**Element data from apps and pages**
= Beginning of Section =

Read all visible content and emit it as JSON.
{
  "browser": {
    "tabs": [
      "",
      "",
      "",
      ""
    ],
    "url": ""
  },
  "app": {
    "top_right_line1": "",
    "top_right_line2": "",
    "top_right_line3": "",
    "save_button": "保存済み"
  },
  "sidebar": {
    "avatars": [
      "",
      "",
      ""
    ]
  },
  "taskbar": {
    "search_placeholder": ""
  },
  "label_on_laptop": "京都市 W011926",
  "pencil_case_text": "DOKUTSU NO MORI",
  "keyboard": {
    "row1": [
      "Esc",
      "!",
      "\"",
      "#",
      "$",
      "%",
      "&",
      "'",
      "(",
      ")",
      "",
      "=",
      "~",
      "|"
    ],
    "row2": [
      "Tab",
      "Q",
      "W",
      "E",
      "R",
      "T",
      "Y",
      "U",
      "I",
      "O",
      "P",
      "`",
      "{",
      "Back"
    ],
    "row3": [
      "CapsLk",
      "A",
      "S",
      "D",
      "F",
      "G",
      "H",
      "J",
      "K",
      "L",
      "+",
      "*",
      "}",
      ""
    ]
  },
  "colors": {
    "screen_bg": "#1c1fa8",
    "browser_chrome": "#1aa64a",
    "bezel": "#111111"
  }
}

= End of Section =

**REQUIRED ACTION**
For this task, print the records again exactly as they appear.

**PROBLEM SOLUTION**
Read all visible content and emit it as JSON.
{
  "browser": {
    "tabs": [
      "",
      "",
      "",
      ""
    ],
    "url": ""
  },
  "app": {
    "top_right_line1": "",
    "top_right_line2": "",
    "top_right_line3": "",
    "save_button": "保存済み"
  },
  "sidebar": {
    "avatars": [
      "",
      "",
      ""
    ]
  },
  "taskbar": {
    "search_placeholder": ""
  },
  "label_on_laptop": "京都市 W011926",
  "pencil_case_text": "DOKUTSU NO MORI",
  "keyboard": {
    "row1": [
      "Esc",
      "!",
      "\"",
      "#",
      "$",
      "%",
      "&",
      "'",
      "(",
      ")",
      "",
      "=",
      "~",
      "|"
    ],
    "row2": [
      "Tab",
      "Q",
      "W",
      "E",
      "R",
      "T",
      "Y",
      "U",
      "I",
      "O",
      "P",
      "`",
      "{",
      "Back"
    ],
    "row3": [
      "CapsLk",
      "A",
      "S",
      "D",
      "F",
      "G",
      "H",
      "J",
      "K",
      "L",
      "+",
      "*",
      "}",
      ""
    ]
  },
  "colors": {
    "screen_bg": "#1c1fa8",
    "browser_chrome": "#1aa64a",
    "bezel": "#111111"
  }
}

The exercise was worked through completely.